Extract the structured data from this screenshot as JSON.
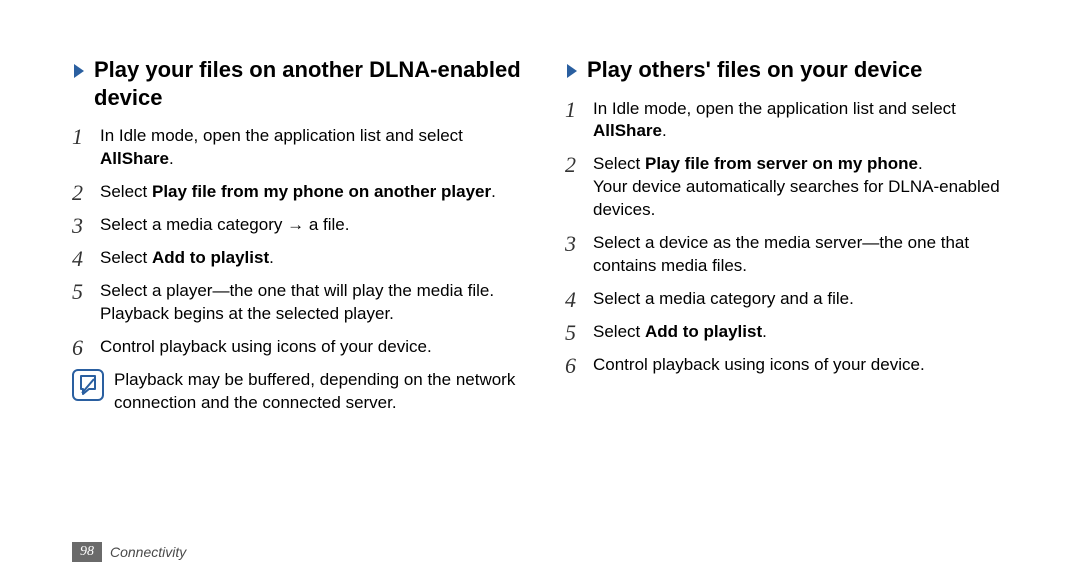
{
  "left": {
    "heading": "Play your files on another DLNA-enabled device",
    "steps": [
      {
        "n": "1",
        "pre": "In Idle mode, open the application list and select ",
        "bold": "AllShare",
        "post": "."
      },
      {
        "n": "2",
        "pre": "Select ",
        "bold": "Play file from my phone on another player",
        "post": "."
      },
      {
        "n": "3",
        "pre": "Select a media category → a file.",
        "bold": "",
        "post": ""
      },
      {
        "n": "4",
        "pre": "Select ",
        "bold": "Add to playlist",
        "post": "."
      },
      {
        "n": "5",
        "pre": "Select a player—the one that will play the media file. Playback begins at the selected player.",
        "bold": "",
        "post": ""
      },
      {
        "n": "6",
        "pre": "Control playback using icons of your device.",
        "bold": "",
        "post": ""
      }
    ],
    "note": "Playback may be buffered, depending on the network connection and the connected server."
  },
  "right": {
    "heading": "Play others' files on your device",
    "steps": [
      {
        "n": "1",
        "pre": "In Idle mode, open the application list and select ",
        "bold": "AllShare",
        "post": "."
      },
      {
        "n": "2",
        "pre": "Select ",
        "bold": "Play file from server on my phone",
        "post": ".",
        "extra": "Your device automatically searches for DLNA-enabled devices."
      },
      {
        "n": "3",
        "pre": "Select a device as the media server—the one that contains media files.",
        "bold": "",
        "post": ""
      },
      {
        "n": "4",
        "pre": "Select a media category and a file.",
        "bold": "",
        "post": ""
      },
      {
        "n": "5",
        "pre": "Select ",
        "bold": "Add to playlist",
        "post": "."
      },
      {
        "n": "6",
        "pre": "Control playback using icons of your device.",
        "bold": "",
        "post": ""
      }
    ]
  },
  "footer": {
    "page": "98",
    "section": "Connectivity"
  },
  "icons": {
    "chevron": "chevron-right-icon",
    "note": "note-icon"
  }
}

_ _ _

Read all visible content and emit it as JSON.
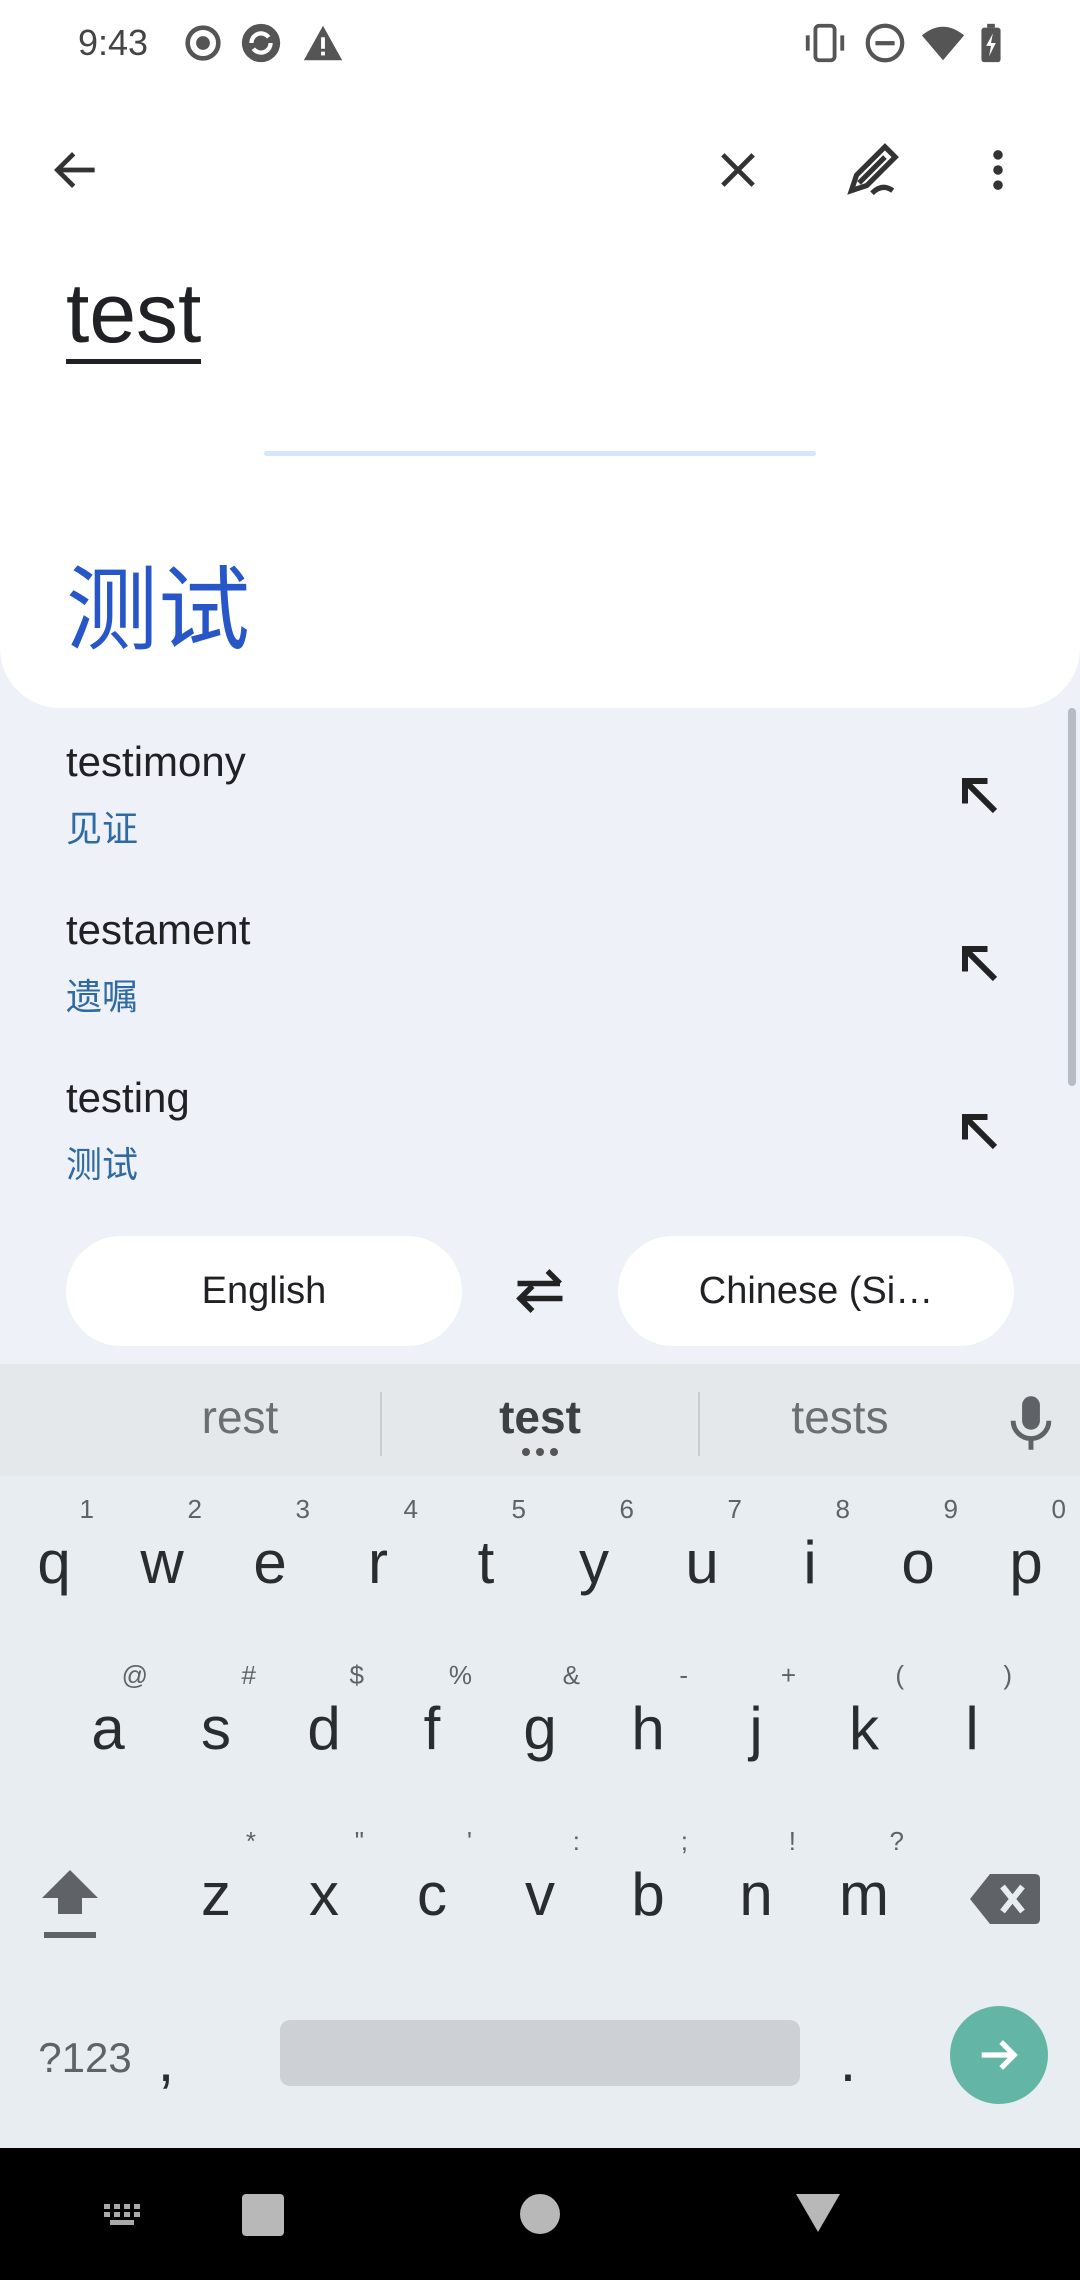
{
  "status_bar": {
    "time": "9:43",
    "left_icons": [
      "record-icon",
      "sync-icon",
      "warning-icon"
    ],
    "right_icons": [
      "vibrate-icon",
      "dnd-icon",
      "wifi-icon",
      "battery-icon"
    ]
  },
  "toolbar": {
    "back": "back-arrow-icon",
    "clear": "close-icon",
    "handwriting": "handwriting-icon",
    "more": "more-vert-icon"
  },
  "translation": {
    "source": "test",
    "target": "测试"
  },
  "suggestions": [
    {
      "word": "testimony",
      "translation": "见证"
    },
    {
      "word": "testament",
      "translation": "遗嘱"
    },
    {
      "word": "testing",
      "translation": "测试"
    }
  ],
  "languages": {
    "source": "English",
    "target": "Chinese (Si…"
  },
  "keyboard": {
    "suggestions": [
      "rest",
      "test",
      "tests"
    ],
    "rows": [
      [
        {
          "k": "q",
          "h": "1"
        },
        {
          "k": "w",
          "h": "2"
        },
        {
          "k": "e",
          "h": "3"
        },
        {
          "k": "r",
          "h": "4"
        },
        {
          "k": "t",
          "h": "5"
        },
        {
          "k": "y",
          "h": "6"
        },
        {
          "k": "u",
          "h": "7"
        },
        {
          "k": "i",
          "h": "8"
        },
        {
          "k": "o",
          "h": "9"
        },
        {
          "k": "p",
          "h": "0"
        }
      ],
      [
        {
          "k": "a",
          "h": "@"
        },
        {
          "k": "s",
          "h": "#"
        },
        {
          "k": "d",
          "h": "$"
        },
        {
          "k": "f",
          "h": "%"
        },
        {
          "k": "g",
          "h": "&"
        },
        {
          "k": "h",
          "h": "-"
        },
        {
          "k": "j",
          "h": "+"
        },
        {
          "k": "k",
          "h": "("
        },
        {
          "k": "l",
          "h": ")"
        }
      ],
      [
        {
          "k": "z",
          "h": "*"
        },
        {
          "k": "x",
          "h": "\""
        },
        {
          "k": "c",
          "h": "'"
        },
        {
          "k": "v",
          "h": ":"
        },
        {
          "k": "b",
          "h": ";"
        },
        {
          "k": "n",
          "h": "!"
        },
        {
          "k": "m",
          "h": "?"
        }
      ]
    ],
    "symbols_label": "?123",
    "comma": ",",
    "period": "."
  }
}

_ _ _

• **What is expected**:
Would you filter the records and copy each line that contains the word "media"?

• **The answer**:
        "pre": "Select a media category → a file.",
        "pre": "Select a player—the one that will play the media file. Playback begins at the selected player.",
        "pre": "Select a device as the media server—the one that contains media files.",
        "pre": "Select a media category and a file.",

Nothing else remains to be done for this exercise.